(WHAT TO PRODUCE): Below are the records; they must be reproduced verbatim.

Stored records:
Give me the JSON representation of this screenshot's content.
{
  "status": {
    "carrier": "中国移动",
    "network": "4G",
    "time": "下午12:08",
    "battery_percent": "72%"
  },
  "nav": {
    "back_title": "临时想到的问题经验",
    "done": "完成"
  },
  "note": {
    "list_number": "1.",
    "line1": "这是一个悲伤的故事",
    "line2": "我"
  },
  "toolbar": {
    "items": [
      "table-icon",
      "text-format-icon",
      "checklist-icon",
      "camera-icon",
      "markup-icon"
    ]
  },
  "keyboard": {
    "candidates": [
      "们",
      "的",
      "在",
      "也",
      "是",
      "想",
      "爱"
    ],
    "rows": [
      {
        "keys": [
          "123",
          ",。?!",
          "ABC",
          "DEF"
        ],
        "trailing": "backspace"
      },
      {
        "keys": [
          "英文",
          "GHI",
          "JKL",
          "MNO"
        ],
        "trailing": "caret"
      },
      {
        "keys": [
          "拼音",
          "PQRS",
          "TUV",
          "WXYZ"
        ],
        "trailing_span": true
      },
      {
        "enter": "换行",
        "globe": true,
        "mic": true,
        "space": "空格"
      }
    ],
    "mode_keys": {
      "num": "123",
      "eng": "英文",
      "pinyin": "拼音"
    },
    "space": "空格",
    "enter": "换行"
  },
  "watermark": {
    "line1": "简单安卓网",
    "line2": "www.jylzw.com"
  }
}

(EXERCISE ANSWER):
Give me the JSON representation of this screenshot's content.
{
  "status": {
    "carrier": "中国移动",
    "network": "4G",
    "time": "下午12:08",
    "battery_percent": "72%"
  },
  "nav": {
    "back_title": "临时想到的问题经验",
    "done": "完成"
  },
  "note": {
    "list_number": "1.",
    "line1": "这是一个悲伤的故事",
    "line2": "我"
  },
  "toolbar": {
    "items": [
      "table-icon",
      "text-format-icon",
      "checklist-icon",
      "camera-icon",
      "markup-icon"
    ]
  },
  "keyboard": {
    "candidates": [
      "们",
      "的",
      "在",
      "也",
      "是",
      "想",
      "爱"
    ],
    "rows": [
      {
        "keys": [
          "123",
          ",。?!",
          "ABC",
          "DEF"
        ],
        "trailing": "backspace"
      },
      {
        "keys": [
          "英文",
          "GHI",
          "JKL",
          "MNO"
        ],
        "trailing": "caret"
      },
      {
        "keys": [
          "拼音",
          "PQRS",
          "TUV",
          "WXYZ"
        ],
        "trailing_span": true
      },
      {
        "enter": "换行",
        "globe": true,
        "mic": true,
        "space": "空格"
      }
    ],
    "mode_keys": {
      "num": "123",
      "eng": "英文",
      "pinyin": "拼音"
    },
    "space": "空格",
    "enter": "换行"
  },
  "watermark": {
    "line1": "简单安卓网",
    "line2": "www.jylzw.com"
  }
}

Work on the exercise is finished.